BEGIN Task data
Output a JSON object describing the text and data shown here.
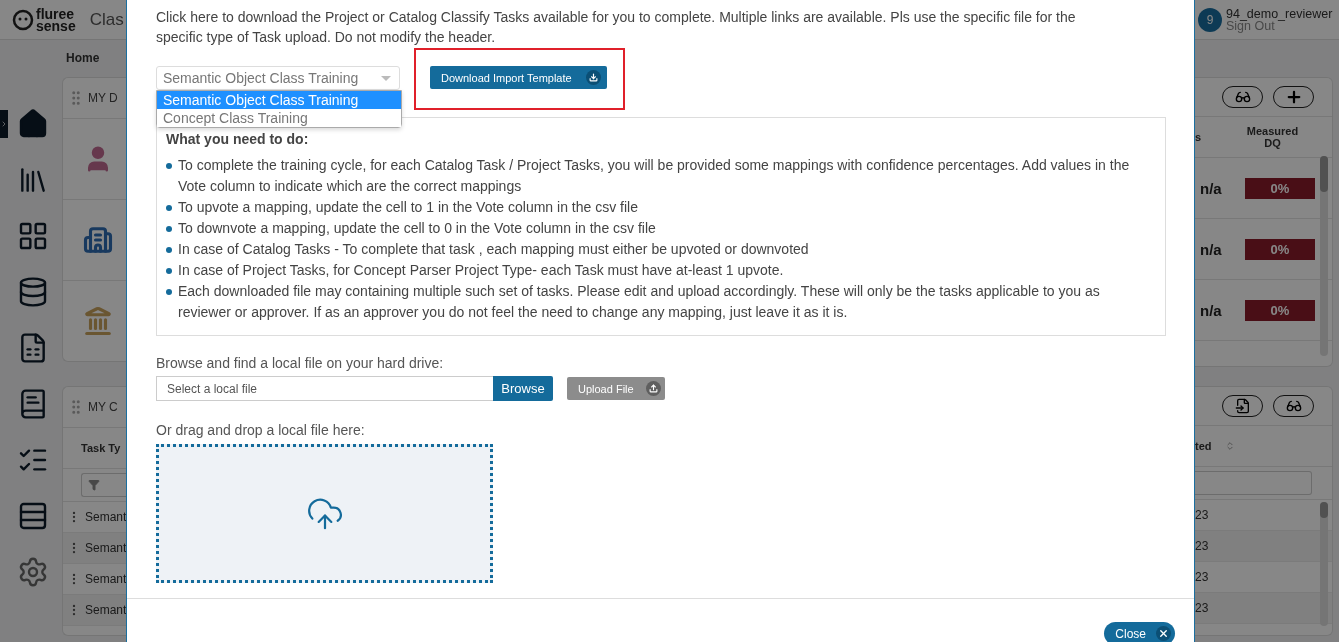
{
  "header": {
    "logo_top": "fluree",
    "logo_bottom": "sense",
    "title": "Clas",
    "avatar": "9",
    "user": "94_demo_reviewer",
    "sign_out": "Sign Out"
  },
  "breadcrumb": "Home",
  "dashboard_panel": {
    "title": "MY D",
    "columns": [
      "s",
      "Measured DQ"
    ],
    "rows": [
      {
        "value": "n/a",
        "dq": "0%"
      },
      {
        "value": "n/a",
        "dq": "0%"
      },
      {
        "value": "n/a",
        "dq": "0%"
      }
    ]
  },
  "tasks_panel": {
    "title": "MY C",
    "columns": [
      "Task Ty",
      "ted"
    ],
    "rows": [
      {
        "type": "Semant",
        "date": "23"
      },
      {
        "type": "Semant",
        "date": "23"
      },
      {
        "type": "Semant",
        "date": "23"
      },
      {
        "type": "Semant",
        "date": "23"
      }
    ]
  },
  "modal": {
    "intro": "Click here to download the Project or Catalog Classify Tasks available for you to complete. Multiple links are available. Pls use the specific file for the specific type of Task upload. Do not modify the header.",
    "select": {
      "value": "Semantic Object Class Training",
      "options": [
        {
          "label": "Semantic Object Class Training",
          "selected": true
        },
        {
          "label": "Concept Class Training",
          "selected": false
        }
      ]
    },
    "download_button": {
      "label": "Download Import Template",
      "highlighted": true
    },
    "instructions": {
      "title": "What you need to do:",
      "items": [
        "To complete the training cycle, for each Catalog Task / Project Tasks, you will be provided some mappings with confidence percentages. Add values in the Vote column to indicate which are the correct mappings",
        "To upvote a mapping, update the cell to 1 in the Vote column in the csv file",
        "To downvote a mapping, update the cell to 0 in the Vote column in the csv file",
        "In case of Catalog Tasks - To complete that task , each mapping must either be upvoted or downvoted",
        "In case of Project Tasks, for Concept Parser Project Type- each Task must have at-least 1 upvote.",
        "Each downloaded file may containing multiple such set of tasks. Please edit and upload accordingly. These will only be the tasks applicable to you as reviewer or approver. If as an approver you do not feel the need to change any mapping, just leave it as it is."
      ]
    },
    "file_label": "Browse and find a local file on your hard drive:",
    "file_field": {
      "placeholder": "Select a local file"
    },
    "browse_button": "Browse",
    "upload_button": {
      "label": "Upload File",
      "disabled": true
    },
    "drop_label": "Or drag and drop a local file here:",
    "close_button": "Close"
  }
}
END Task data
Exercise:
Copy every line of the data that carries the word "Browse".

Response area:
    "file_label": "Browse and find a local file on your hard drive:",
    "browse_button": "Browse",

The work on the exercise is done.